Arthur loved Menton and its people. The valleys, olive groves, mountains churches and wayside shrines often featured in his work. In common with so many of us he disliked the modernisation and development of the countryside. The following letter which he wrote to his local weekly newspaper bears this out.
THE ARBUTUS RIDGE
'Sir, Report says that a proposal is on foot to make driving roads and build villas on the slopes of the Arbutus Ridge (Val de la Modonne), the Annonciata and the Riguadi quarter, thus robbing Mentone of her beauty spots and her charm of easy access to the country. May I venture to hope that you will use your influence to prevent this? I am, Sir, Yours truly Arthur A. Burrington Châlet des Rêves, December 8th 1913. '

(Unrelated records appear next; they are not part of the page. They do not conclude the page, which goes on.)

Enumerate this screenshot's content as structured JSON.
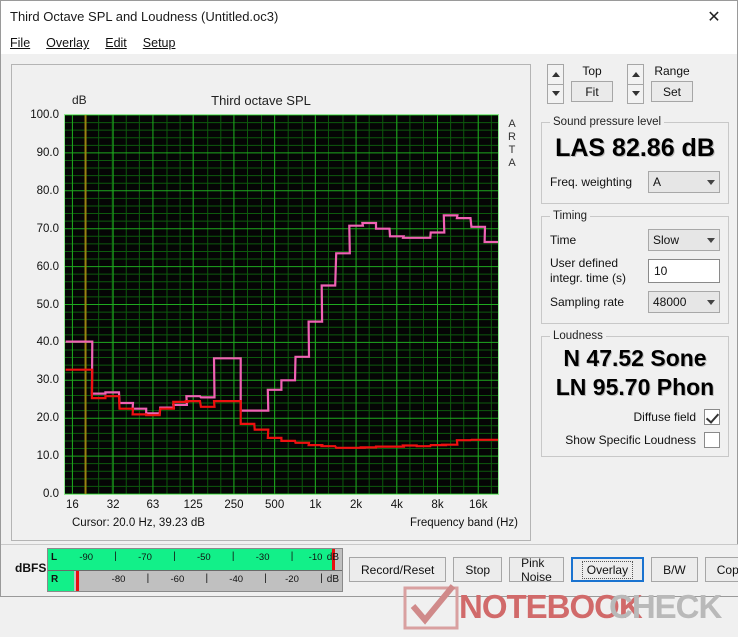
{
  "window": {
    "title": "Third Octave SPL and Loudness (Untitled.oc3)",
    "close_icon": "close-icon"
  },
  "menu": [
    {
      "label": "File",
      "accel": "F"
    },
    {
      "label": "Overlay",
      "accel": "O"
    },
    {
      "label": "Edit",
      "accel": "E"
    },
    {
      "label": "Setup",
      "accel": "S"
    }
  ],
  "chart_panel": {
    "title": "Third octave SPL",
    "y_unit": "dB",
    "watermark_label": "ARTA",
    "cursor_text": "Cursor:   20.0 Hz, 39.23 dB",
    "x_axis_label": "Frequency band (Hz)"
  },
  "chart_data": {
    "type": "line",
    "title": "Third octave SPL",
    "xlabel": "Frequency band (Hz)",
    "ylabel": "dB",
    "ylim": [
      0.0,
      100.0
    ],
    "ytick_labels": [
      "0.0",
      "10.0",
      "20.0",
      "30.0",
      "40.0",
      "50.0",
      "60.0",
      "70.0",
      "80.0",
      "90.0",
      "100.0"
    ],
    "yticks": [
      0,
      10,
      20,
      30,
      40,
      50,
      60,
      70,
      80,
      90,
      100
    ],
    "xtick_labels": [
      "16",
      "32",
      "63",
      "125",
      "250",
      "500",
      "1k",
      "2k",
      "4k",
      "8k",
      "16k"
    ],
    "xticks": [
      16,
      32,
      63,
      125,
      250,
      500,
      1000,
      2000,
      4000,
      8000,
      16000
    ],
    "grid": true,
    "legend": "none",
    "x_bands": [
      16,
      20,
      25,
      31.5,
      40,
      50,
      63,
      80,
      100,
      125,
      160,
      200,
      250,
      315,
      400,
      500,
      630,
      800,
      1000,
      1250,
      1600,
      2000,
      2500,
      3150,
      4000,
      5000,
      6300,
      8000,
      10000,
      12500,
      16000,
      20000
    ],
    "series": [
      {
        "name": "Overlay (third octave SPL)",
        "color": "#F062B4",
        "step": true,
        "values": [
          40.2,
          40.2,
          26.5,
          26.8,
          24.0,
          22.5,
          21.3,
          22.8,
          23.5,
          25.8,
          25.5,
          35.8,
          35.8,
          22.0,
          22.0,
          27.5,
          30.0,
          36.2,
          45.5,
          55.0,
          63.5,
          70.8,
          71.5,
          70.0,
          68.0,
          67.6,
          67.6,
          69.0,
          73.5,
          72.8,
          70.5,
          66.5
        ]
      },
      {
        "name": "Current (third octave SPL)",
        "color": "#EE1010",
        "step": true,
        "values": [
          32.8,
          32.8,
          25.3,
          25.8,
          22.5,
          21.0,
          20.8,
          22.5,
          24.3,
          24.5,
          23.0,
          24.5,
          24.5,
          18.5,
          17.0,
          14.8,
          14.0,
          13.5,
          12.9,
          12.6,
          12.2,
          12.2,
          12.3,
          12.5,
          12.5,
          12.8,
          12.6,
          12.9,
          13.0,
          14.2,
          14.3,
          14.3
        ]
      }
    ],
    "cursor_line": {
      "x_hz": 20.0,
      "value_db": 39.23,
      "color": "#9a8410"
    }
  },
  "top_controls": {
    "top": {
      "label": "Top",
      "button": "Fit",
      "up_icon": "arrow-up-icon",
      "down_icon": "arrow-down-icon"
    },
    "range": {
      "label": "Range",
      "button": "Set",
      "up_icon": "arrow-up-icon",
      "down_icon": "arrow-down-icon"
    }
  },
  "spl": {
    "group": "Sound pressure level",
    "value": "LAS 82.86 dB",
    "weighting_label": "Freq. weighting",
    "weighting_value": "A"
  },
  "timing": {
    "group": "Timing",
    "time_label": "Time",
    "time_value": "Slow",
    "integr_label_line1": "User defined",
    "integr_label_line2": "integr. time (s)",
    "integr_value": "10",
    "sampling_label": "Sampling rate",
    "sampling_value": "48000"
  },
  "loudness": {
    "group": "Loudness",
    "sone": "N 47.52 Sone",
    "phon": "LN 95.70 Phon",
    "diffuse_label": "Diffuse field",
    "diffuse_checked": true,
    "specific_label": "Show Specific Loudness",
    "specific_checked": false
  },
  "meters": {
    "unit_label": "dBFS",
    "left": {
      "channel": "L",
      "db_label": "dB",
      "ticks": [
        "-90",
        "-70",
        "-50",
        "-30",
        "-10"
      ],
      "fill_pct": 97,
      "marker_pct": 96.5
    },
    "right": {
      "channel": "R",
      "db_label": "dB",
      "ticks": [
        "-80",
        "-60",
        "-40",
        "-20"
      ],
      "fill_pct": 9,
      "marker_pct": 9.5
    }
  },
  "buttons": [
    {
      "label": "Record/Reset",
      "focused": false
    },
    {
      "label": "Stop",
      "focused": false
    },
    {
      "label": "Pink Noise",
      "focused": false
    },
    {
      "label": "Overlay",
      "focused": true
    },
    {
      "label": "B/W",
      "focused": false
    },
    {
      "label": "Copy",
      "focused": false
    }
  ],
  "watermark": {
    "part1": "NOTEBOOK",
    "part2": "CHECK",
    "part1_color": "#d16a6a",
    "part2_color": "#b9b9b9"
  }
}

The following is part of an editorial on this subject (not by Arthur) in the same issue of this newspaper (The Menton and Monte Carlo News) '....We believe that there are many who on reading the letter published in another column from Mr Burrington R.I. will be deeply sorry to see that there is a possibility of a fatal blow being struck at a particularly delightful beauty spot in the immediate neighbourhood of Menton. The very thought of driving roads and villas on the slopes of the Arbutus Ridge (Val de la Madonne), the Annonciata and the Riguardi quarter is almost enough to send some people searching elsewhere for a fresh corner of undefiled nature.'
Arthur died on 9th October 1924 whilst on a painting holiday at San Vigilio, Lake Garda, Italy. He was 68 years old. San Vigilio is a pretty little inlet with only a few buildings on the shores of Lake Garda in Italy. The following extract is taken from page 276 of the book by actress Lillie Langtry entitled The Days I Knew, which was published in 1925: 'Artists, above all, love this beautiful shore, and there is the pathetic story of the recent death of Arthur Burrington, the water colourist, who spent so much of his time here. He fell dead at his easel while painting in the woods, and, as his body could not be moved without the consent of the authorities, the peasants placed candles at his head and feet, and watched over him. What a wonderful cathedral in which to lie in state, with tall pines as the pillars, the blue Italian sky as the dome, birds as choristers, and the simple people he had known and loved as the principal mourners'. He is buried in an imposing tomb in a sheltered cloister at the lovely cemetery in Garda amongst the pines, trees and flowers of which he was so fond.
The author of this article is researching the life and works of this talented but now rather neglected artist. He has listed nearly 600 of his works and is anxious to hear of any paintings which readers might either possess or be aware of. Dating of works is often possible although Burrington, more often than not, left his paintings undated himself. Any information provided will of course be treated with discretion. If any reader has any further information on Arthur Burrington or his wife Marie he would be very pleased to hear from them. Any replies could be sent to him direct by email here (or contact the Friends to forward on). Thank you.
His Friend, Claude Monet
It is thought that this oil by Claude Monet, painted at Bordighera near Menton in 1884, depicts Arthur Burrington. Burrington owned the picture until he sold it in 1908 for 2000 francs. It is currently in the collection of the Tel Aviv Museum of Art, Isreal.
For more information see Martin Bailey 'Monet's portrait of an English Artist' (publication details to follow) and Leslie Parke 'Monet's Self Portrait - NOT'.